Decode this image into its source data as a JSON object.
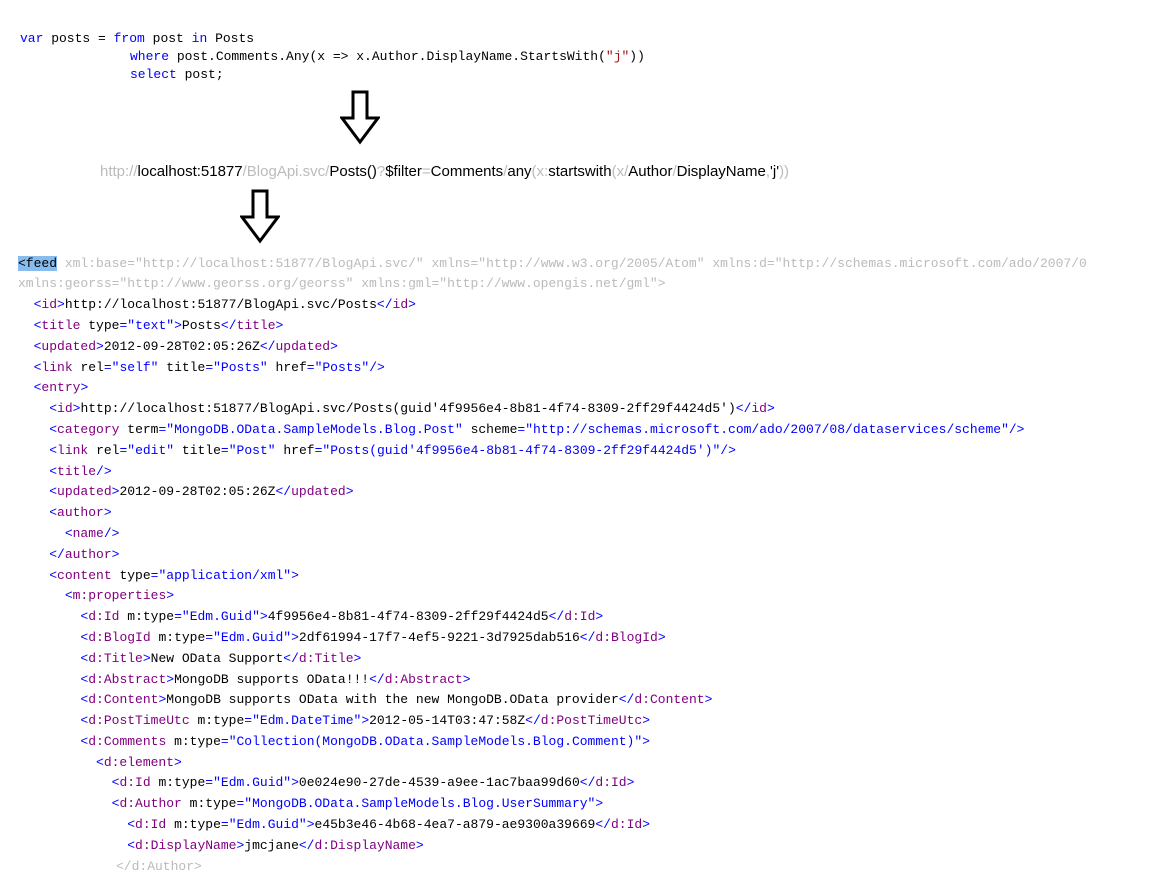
{
  "linq": {
    "l1_var": "var",
    "l1_rest1": " posts = ",
    "l1_from": "from",
    "l1_rest2": " post ",
    "l1_in": "in",
    "l1_rest3": " Posts",
    "l2_where": "where",
    "l2_rest1": " post.Comments.Any(x => x.Author.DisplayName.StartsWith(",
    "l2_str": "\"j\"",
    "l2_rest2": "))",
    "l3_select": "select",
    "l3_rest": " post;"
  },
  "url": {
    "p1": "http://",
    "p2": "localhost:51877",
    "p3": "/BlogApi.svc/",
    "p4": "Posts()",
    "p5": "?",
    "p6": "$filter",
    "p7": "=",
    "p8": "Comments",
    "p9": "/",
    "p10": "any",
    "p11": "(x:",
    "p12": "startswith",
    "p13": "(x/",
    "p14": "Author",
    "p15": "/",
    "p16": "DisplayName",
    "p17": ",",
    "p18": "'j'",
    "p19": "))"
  },
  "xml": {
    "rootA": "<feed",
    "rootB": " xml:base=\"http://localhost:51877/BlogApi.svc/\" xmlns=\"http://www.w3.org/2005/Atom\" xmlns:d=\"http://schemas.microsoft.com/ado/2007/0",
    "rootC": "xmlns:georss=\"http://www.georss.org/georss\" xmlns:gml=\"http://www.opengis.net/gml\">",
    "id_open": "id",
    "id_text": "http://localhost:51877/BlogApi.svc/Posts",
    "title_open": "title",
    "title_attr": "type",
    "title_attr_v": "\"text\"",
    "title_text": "Posts",
    "updated_open": "updated",
    "updated_text": "2012-09-28T02:05:26Z",
    "link1_open": "link",
    "link1_rel": "rel",
    "link1_rel_v": "\"self\"",
    "link1_title": "title",
    "link1_title_v": "\"Posts\"",
    "link1_href": "href",
    "link1_href_v": "\"Posts\"",
    "entry": "entry",
    "e_id_text": "http://localhost:51877/BlogApi.svc/Posts(guid'4f9956e4-8b81-4f74-8309-2ff29f4424d5')",
    "cat_open": "category",
    "cat_term": "term",
    "cat_term_v": "\"MongoDB.OData.SampleModels.Blog.Post\"",
    "cat_scheme": "scheme",
    "cat_scheme_v": "\"http://schemas.microsoft.com/ado/2007/08/dataservices/scheme\"",
    "link2_rel_v": "\"edit\"",
    "link2_title_v": "\"Post\"",
    "link2_href_v": "\"Posts(guid'4f9956e4-8b81-4f74-8309-2ff29f4424d5')\"",
    "author": "author",
    "name": "name",
    "content": "content",
    "content_type": "type",
    "content_type_v": "\"application/xml\"",
    "mprops": "m:properties",
    "dId": "d:Id",
    "mtype": "m:type",
    "guid_v": "\"Edm.Guid\"",
    "dId_text": "4f9956e4-8b81-4f74-8309-2ff29f4424d5",
    "dBlogId": "d:BlogId",
    "dBlogId_text": "2df61994-17f7-4ef5-9221-3d7925dab516",
    "dTitle": "d:Title",
    "dTitle_text": "New OData Support",
    "dAbstract": "d:Abstract",
    "dAbstract_text": "MongoDB supports OData!!!",
    "dContent": "d:Content",
    "dContent_text": "MongoDB supports OData with the new MongoDB.OData provider",
    "dPostTime": "d:PostTimeUtc",
    "datetime_v": "\"Edm.DateTime\"",
    "dPostTime_text": "2012-05-14T03:47:58Z",
    "dComments": "d:Comments",
    "coll_v": "\"Collection(MongoDB.OData.SampleModels.Blog.Comment)\"",
    "delement": "d:element",
    "cId_text": "0e024e90-27de-4539-a9ee-1ac7baa99d60",
    "dAuthor": "d:Author",
    "usum_v": "\"MongoDB.OData.SampleModels.Blog.UserSummary\"",
    "aId_text": "e45b3e46-4b68-4ea7-a879-ae9300a39669",
    "dDisplayName": "d:DisplayName",
    "dDisplayName_text": "jmcjane",
    "dAuthorClose": "</d:Author>"
  }
}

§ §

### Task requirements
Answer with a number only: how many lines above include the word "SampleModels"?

### Answer to the exercise
3